Police have arrested a suspected wildlife trafficking kingpin said to be behind much of the illegal trade in Asia for over a decade, officials said. The arrest of Boonchai Bach, a Thai of Vietnamese descent, cracks open the “largest wildlife crime case ever” in the country, the anti-trafficking group Freeland Foundation said in a statement.

“It’s like catching one of the Corleones,” said Steven Galster, the founder of Bangkok-based Freeland.

Boonchai, 40, was arrested on Friday in Nakhon Phanom in connection with the smuggling of 14 rhinoceros horns worth US$1 million from Africa into Thailand last month, in a case that also implicated a local airport official and a Chinese and a Vietnamese courier, police said.

Boonchai allegedly ran a large trafficking network on the Thai-Lao border that spread into Vietnam. According to the Freeland Foundation, he and his family played a key role in a criminal syndicate that smuggled poached items including ivory, rhino horn, pangolins, tigers, lions and other rare and endangered species.

Police said Boonchai denied the charges against him. Under the wildlife law, he could face up to four years in prison and a 40,000-baht fine, but authorities say they are also considering money-laundering and customs violation charges that carry up to 10 years in prison.

“One of the largest known wildlife traffickers in a really big syndicate has been arrested,” said Matthew Pritchett, Freeland’s director of communications. “In a nutshell, I can’t think of anything in the past five years that has been this significant.”

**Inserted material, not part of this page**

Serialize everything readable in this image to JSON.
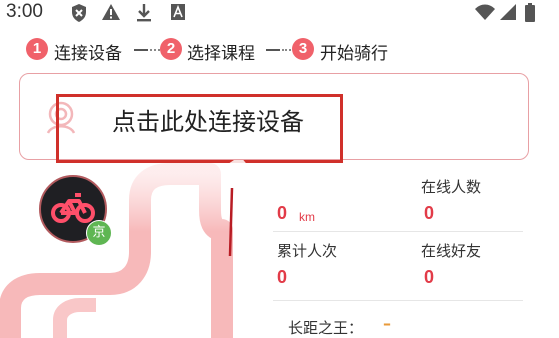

Thailand is a transit hub for trafficked wildlife mostly destined for China, and was considered to have the largest unregulated ivory market in the world before it introduced the Elephant Ivory Act in 2014 to regulate the domestic market and criminalise the sale of African elephant ivory. Rhinoceros horns, pangolin scales, turtles, and other exotic wildlife are still repeatedly smuggled through the country.